* [Brief]: Write out the whole listing below exactly, skipping each picture.

* [Data extract]:
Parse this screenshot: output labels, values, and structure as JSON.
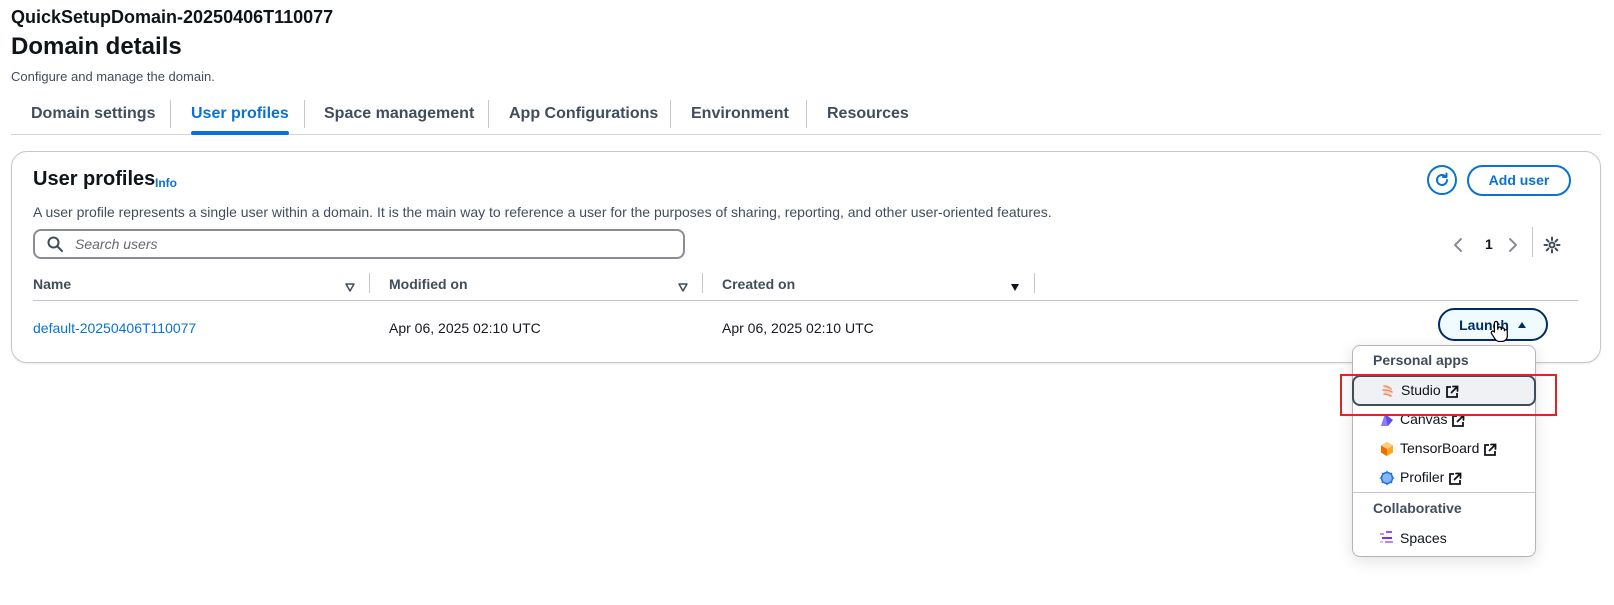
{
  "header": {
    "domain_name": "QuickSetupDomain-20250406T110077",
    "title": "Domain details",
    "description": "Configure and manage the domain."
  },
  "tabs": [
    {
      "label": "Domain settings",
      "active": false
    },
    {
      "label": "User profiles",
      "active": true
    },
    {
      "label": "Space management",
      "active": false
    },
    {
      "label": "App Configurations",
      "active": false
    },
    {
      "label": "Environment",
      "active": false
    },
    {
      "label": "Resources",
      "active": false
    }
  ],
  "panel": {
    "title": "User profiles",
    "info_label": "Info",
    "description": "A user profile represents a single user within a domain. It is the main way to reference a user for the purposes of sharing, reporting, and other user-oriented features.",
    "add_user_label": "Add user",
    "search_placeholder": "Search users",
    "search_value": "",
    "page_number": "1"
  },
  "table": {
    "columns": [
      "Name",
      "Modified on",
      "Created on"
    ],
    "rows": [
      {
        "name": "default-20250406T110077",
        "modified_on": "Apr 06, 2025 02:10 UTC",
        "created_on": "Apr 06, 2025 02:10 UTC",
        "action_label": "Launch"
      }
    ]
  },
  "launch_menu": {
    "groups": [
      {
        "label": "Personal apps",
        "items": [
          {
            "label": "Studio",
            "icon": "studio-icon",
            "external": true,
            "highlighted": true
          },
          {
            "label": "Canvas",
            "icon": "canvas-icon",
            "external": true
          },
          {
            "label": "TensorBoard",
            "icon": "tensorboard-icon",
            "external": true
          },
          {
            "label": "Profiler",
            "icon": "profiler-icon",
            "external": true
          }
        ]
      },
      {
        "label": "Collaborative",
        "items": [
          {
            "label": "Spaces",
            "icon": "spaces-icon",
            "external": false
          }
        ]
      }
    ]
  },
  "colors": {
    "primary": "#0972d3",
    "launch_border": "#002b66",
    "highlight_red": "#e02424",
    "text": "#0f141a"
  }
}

* [Reply to the task]:
Parse this screenshot: output labels, values, and structure as JSON.
{
  "header": {
    "domain_name": "QuickSetupDomain-20250406T110077",
    "title": "Domain details",
    "description": "Configure and manage the domain."
  },
  "tabs": [
    {
      "label": "Domain settings",
      "active": false
    },
    {
      "label": "User profiles",
      "active": true
    },
    {
      "label": "Space management",
      "active": false
    },
    {
      "label": "App Configurations",
      "active": false
    },
    {
      "label": "Environment",
      "active": false
    },
    {
      "label": "Resources",
      "active": false
    }
  ],
  "panel": {
    "title": "User profiles",
    "info_label": "Info",
    "description": "A user profile represents a single user within a domain. It is the main way to reference a user for the purposes of sharing, reporting, and other user-oriented features.",
    "add_user_label": "Add user",
    "search_placeholder": "Search users",
    "search_value": "",
    "page_number": "1"
  },
  "table": {
    "columns": [
      "Name",
      "Modified on",
      "Created on"
    ],
    "rows": [
      {
        "name": "default-20250406T110077",
        "modified_on": "Apr 06, 2025 02:10 UTC",
        "created_on": "Apr 06, 2025 02:10 UTC",
        "action_label": "Launch"
      }
    ]
  },
  "launch_menu": {
    "groups": [
      {
        "label": "Personal apps",
        "items": [
          {
            "label": "Studio",
            "icon": "studio-icon",
            "external": true,
            "highlighted": true
          },
          {
            "label": "Canvas",
            "icon": "canvas-icon",
            "external": true
          },
          {
            "label": "TensorBoard",
            "icon": "tensorboard-icon",
            "external": true
          },
          {
            "label": "Profiler",
            "icon": "profiler-icon",
            "external": true
          }
        ]
      },
      {
        "label": "Collaborative",
        "items": [
          {
            "label": "Spaces",
            "icon": "spaces-icon",
            "external": false
          }
        ]
      }
    ]
  },
  "colors": {
    "primary": "#0972d3",
    "launch_border": "#002b66",
    "highlight_red": "#e02424",
    "text": "#0f141a"
  }
}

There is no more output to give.